“Ginny, ‘on the lam’ without a ‘b’ means he was running away from something, in hiding. And Mark, stop that.”
“OK, OK, it was pretty baa-aaad.”
“Yeah, a sheep shot,” added John.
“Unless you two want to get sheared, zip it and let me finish the story,” chided Shirlee, doing her level best not to laugh at their silly puns.
During the time Jacob had stayed with Laban, he’d been working for him. So, after that first month, Laban asked what Jacob’s wages should be.
Jacob, in love with Rachel, said that he’d work for Laban for seven years in exchange for her hand in marriage. Laban agreed.
The seven years passed in what seemed a matter of days, and Jacob then asked for his wife, Rachel, that he might ‘go in unto her’.
“Does that mean what I think it means?”
“Yes, Ginny. He waited seven years to have relations with Rachel. That’s how much he loved her!”
“Good thing they had sheep,” Mark giggled.
Shirlee, having heard stories about where syphilis originated (and not knowing those stories weren’t true), replied, “You’d better not say what I think you’re going to say, boy . . .”
Mark, surprised, answered, “I just meant, you know, for the lanolin.”
“To prevent chafing.”
John put his head down on his desk, shaking with silent laughter. Shirlee blushed as red as the cover of her Bible.
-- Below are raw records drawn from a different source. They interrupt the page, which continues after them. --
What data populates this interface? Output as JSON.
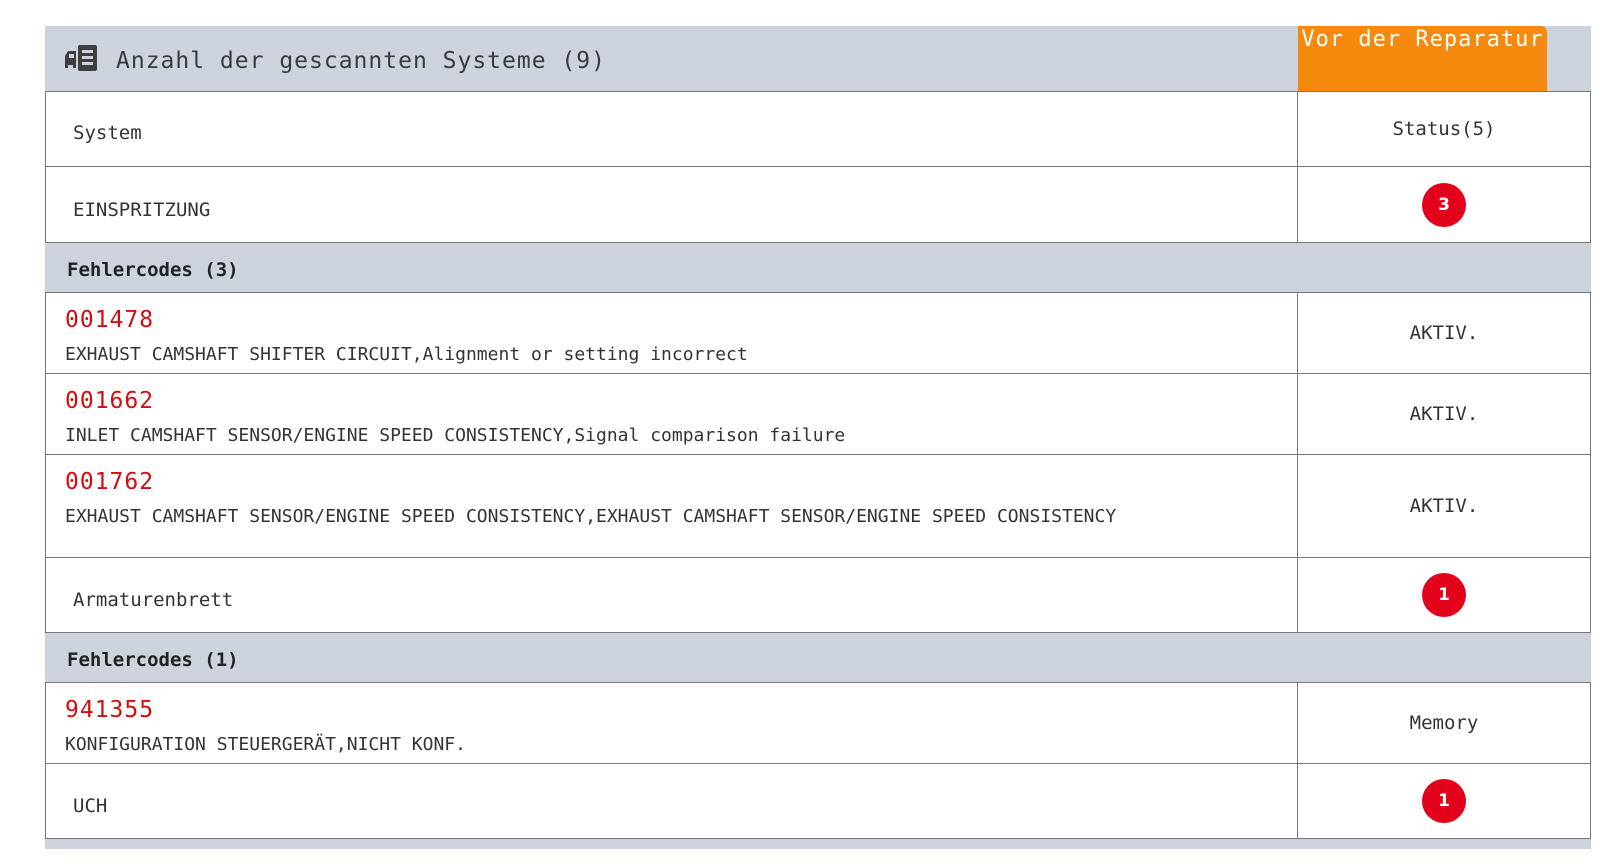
{
  "header": {
    "title": "Anzahl der gescannten Systeme (9)",
    "phase": "Vor der Reparatur",
    "icon": "document-scan-icon",
    "phase_color": "#f58a0e"
  },
  "columns": {
    "system": "System",
    "status": "Status(5)"
  },
  "systems": [
    {
      "name": "EINSPRITZUNG",
      "count": "3",
      "codes_label": "Fehlercodes (3)",
      "codes": [
        {
          "code": "001478",
          "description": "EXHAUST CAMSHAFT SHIFTER CIRCUIT,Alignment or setting incorrect",
          "status": "AKTIV."
        },
        {
          "code": "001662",
          "description": "INLET CAMSHAFT SENSOR/ENGINE SPEED CONSISTENCY,Signal comparison failure",
          "status": "AKTIV."
        },
        {
          "code": "001762",
          "description": "EXHAUST CAMSHAFT SENSOR/ENGINE SPEED CONSISTENCY,EXHAUST CAMSHAFT SENSOR/ENGINE SPEED CONSISTENCY",
          "status": "AKTIV."
        }
      ]
    },
    {
      "name": "Armaturenbrett",
      "count": "1",
      "codes_label": "Fehlercodes (1)",
      "codes": [
        {
          "code": "941355",
          "description": "KONFIGURATION STEUERGERÄT,NICHT KONF.",
          "status": "Memory"
        }
      ]
    },
    {
      "name": "UCH",
      "count": "1"
    }
  ],
  "colors": {
    "code_red": "#d20d0d",
    "badge_red": "#e3001b",
    "band_gray": "#ccd3dd"
  }
}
Ginny looked confused.
“Shirlee, what chafing?”
“Ah, never you mind, Ginny.” Shirlee glared at the grinning Mark, “Never you mind.”
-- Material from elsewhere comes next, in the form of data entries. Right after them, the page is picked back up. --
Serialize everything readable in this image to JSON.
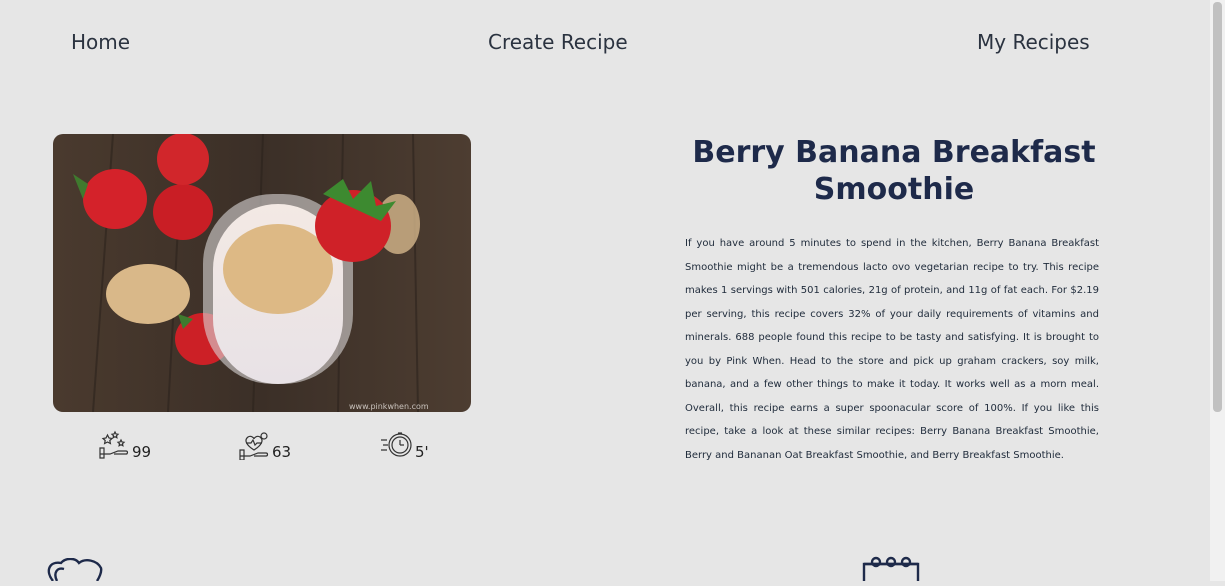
{
  "nav": {
    "home": "Home",
    "create": "Create Recipe",
    "my_recipes": "My Recipes"
  },
  "recipe": {
    "title": "Berry Banana Breakfast Smoothie",
    "image_watermark": "www.pinkwhen.com",
    "summary": "If you have around 5 minutes to spend in the kitchen, Berry Banana Breakfast Smoothie might be a tremendous lacto ovo vegetarian recipe to try. This recipe makes 1 servings with 501 calories, 21g of protein, and 11g of fat each. For $2.19 per serving, this recipe covers 32% of your daily requirements of vitamins and minerals. 688 people found this recipe to be tasty and satisfying. It is brought to you by Pink When. Head to the store and pick up graham crackers, soy milk, banana, and a few other things to make it today. It works well as a morn meal. Overall, this recipe earns a super spoonacular score of 100%. If you like this recipe, take a look at these similar recipes: Berry Banana Breakfast Smoothie, Berry and Bananan Oat Breakfast Smoothie, and Berry Breakfast Smoothie.",
    "stats": {
      "likes": "99",
      "health_score": "63",
      "ready_minutes": "5'"
    }
  },
  "icons": {
    "likes": "stars-hand-icon",
    "health": "heart-hand-icon",
    "time": "stopwatch-icon",
    "bottom_left": "heart-icon",
    "bottom_right": "calendar-icon"
  },
  "colors": {
    "background": "#e6e6e6",
    "title": "#1e2a4a",
    "text": "#1e2a3a"
  }
}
So, Laban got all the men together and had a feast. And he put a veil on his older daughter Leah, and sent her into the tent with Jacob. (Gen. 29:22-23)
“So Jacob worked 7 years for Rachel, and he got Leah instead?” Ginny was getting it.
“That’s right, Ginny! There’s the payback!”
“Not bad, I guess. At least he learned what it was like to get taken advantage of.”
The next morning, Jacob woke up and saw that he was with Leah, not Rachel! He was angry and demanded the wife he’d bargained for, Rachel.
Laban told him that in Haran, it was customary to marry the older daughter before the younger, and that if Jacob gave Leah her week (honeymoon week), he could also marry Rachel right away as long as he stayed and worked for Laban another seven years.
“Ouch! That’s a stiff sentence, another 7 years of servitude!” John was appalled. “What kind of a relative would do that to his own flesh and blood?”
“The Bible doesn’t indicate that Laban was particularly favored of God, John. In fact, later on, you’ll see that Laban also gets some payback!”
Shirlee turned back to her Bible. About to begin reading again, she was stopped by the clanging bell. “Oops. Well, all your tangents have gotten us so far behind that we will have to finish this story next week.”
John was visibly disappointed. “Darnit, I was all ready to hear about Laban getting his! What a dirtbag!”
“John, you can always read it yourself at home during the week.”
“Yeah, that’s an option. I’ll take it under advisement.”